I did ultimately do some dungeons, but that little thought didn’t go away, so because endgame was now scary (and also because I wasn’t keen on Cataclysm), I unsubbed.
I gave it all another try for Mists of Pandaria. After greatly enjoying the leveling process, I told myself that this time I’m going to do it. I’m going to get back into endgame. And I’m going to love it, just like before.
Unfortunately a couple of bad groups and douchecanoes had me convinced I was terrible at hunters and at dungeons, and because the only other real thing that MoP had to offer at the time was an endless stream of dailies I quietly left the game. Again.
And so here we are. In WoD. The itch, of course, is back, like it always is. Oh, how I secretly long to spend the day in LFG doing endless heroics, or spend hours butting heads against a tough boss in a (real live!) raid. But instead, I’m tip-toeing into normals maybe once a week when I summon up the courage, despite being overgeared and having a Gold in Proving Grounds and all that stuff.
“Why don’t you find nice people to play with, Pike? A really nice guild or something?” I’m sure you’re asking. And, you know, I’ve thought about it. But because of my work schedule I’m tucking myself into bed right about when the rest of the United States is getting home from work and logging in. I don’t think it would be impossible to find a nice guild that raids at 1:00pm. But it might be a bit of a serious hunt.
So now what?

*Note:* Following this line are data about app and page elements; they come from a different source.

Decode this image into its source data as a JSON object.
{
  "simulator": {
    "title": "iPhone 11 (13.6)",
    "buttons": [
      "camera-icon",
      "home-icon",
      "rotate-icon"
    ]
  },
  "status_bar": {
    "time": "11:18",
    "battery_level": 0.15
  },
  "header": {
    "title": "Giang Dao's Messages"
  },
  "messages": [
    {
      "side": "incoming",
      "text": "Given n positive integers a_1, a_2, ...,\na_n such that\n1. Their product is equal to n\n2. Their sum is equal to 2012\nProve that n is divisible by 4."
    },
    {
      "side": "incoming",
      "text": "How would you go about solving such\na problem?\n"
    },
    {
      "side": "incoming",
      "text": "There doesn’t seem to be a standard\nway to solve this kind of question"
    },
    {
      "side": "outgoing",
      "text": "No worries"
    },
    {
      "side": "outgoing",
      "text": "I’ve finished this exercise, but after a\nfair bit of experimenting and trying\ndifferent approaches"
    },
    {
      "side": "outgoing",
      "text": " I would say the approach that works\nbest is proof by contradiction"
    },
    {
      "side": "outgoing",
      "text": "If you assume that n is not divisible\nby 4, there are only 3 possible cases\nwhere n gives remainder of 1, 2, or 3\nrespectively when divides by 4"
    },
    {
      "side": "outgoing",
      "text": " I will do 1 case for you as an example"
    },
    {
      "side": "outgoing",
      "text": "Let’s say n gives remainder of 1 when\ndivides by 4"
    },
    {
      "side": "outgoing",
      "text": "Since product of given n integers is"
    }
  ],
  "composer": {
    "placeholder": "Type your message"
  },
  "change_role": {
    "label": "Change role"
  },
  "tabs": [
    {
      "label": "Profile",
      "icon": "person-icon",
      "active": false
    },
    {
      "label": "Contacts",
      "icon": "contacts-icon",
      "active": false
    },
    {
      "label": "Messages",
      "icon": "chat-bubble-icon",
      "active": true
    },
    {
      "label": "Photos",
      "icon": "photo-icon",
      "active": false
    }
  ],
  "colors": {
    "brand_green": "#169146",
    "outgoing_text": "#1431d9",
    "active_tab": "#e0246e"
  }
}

Well, right now I’m determined not to let this beat me three expacs in a row. How? Well, uh, I’m not sure yet. You see, there will be people involved. And the possibility of failure. And instances that I haven’t done before. This is all very scary to me. But you’ve gotta confront your fears head on, right?
So yeah. That’s my confession for the day. Embarrassing? Maybe a little. I’ve struggled with anxiety most of my life, and seeing it creep into video games – my favorite hobby – is never fun for me. But maybe this post can help others who feel similarly – at least to know that they’re not alone!
I hope you’ll all excuse me and pardon our dust as I start this blog anew. You see, I’m still trying to figure out exactly what I want to blog about. Any of you long-time readers who were here in the early days (all four or five of you still reading) know that I used to pride myself on teaching what I called “Hunter Kindergarten” (for lower levels) and “Hunter 101″ (for freshly dinged max level hunters). This is because I loved sharing what I knew about the class with others, so they could enjoy playing it as much as I did. Plus, then I’d feel set to recommend the graduating students head on to other hunter blogs that focused more on raiding. (A moment of silence to The Hunter’s Mark, BRK, Stabilized Effort Scope, and all the others.)
Now it’s hard for me to feel that much of this is necessary anymore. Many of the nuances of the class have been streamlined or changed to the point that I actually find it difficult to play a hunter wrong. Oh sure, in the early days when your first ten levels were spent sans pet and you had a dagger or axe thrust in your hand, then you bet there were all sorts of bad habits I wanted to help new hunters grow out of. But now there’s no minimum range, you only have a ranged weapon, and you’ve got a pet right from the start. Similarly, there’s really no need to learn how to chain trap, due to how long traps last. And modern shot rotations are, for the most part, simple and intuitive, especially compared to a few of the ones from back in the day.
So what is a Pike to do?
A few people have expressed interest that I try writing about hunters anyway, because why not. Perhaps I do bring a unique spin to things. Maybe people would rather hear me talk than read a more “sanitized” Icy-Veins or WoWHead guide. I have no idea why, but hey, who am I to argue with that idea?
TLDR: I’m still not 100% sure what I’m doing with the blog yet, so please bear with me. And if there’s something you’d like me to write about, do let me know! I’m desperate for ideas.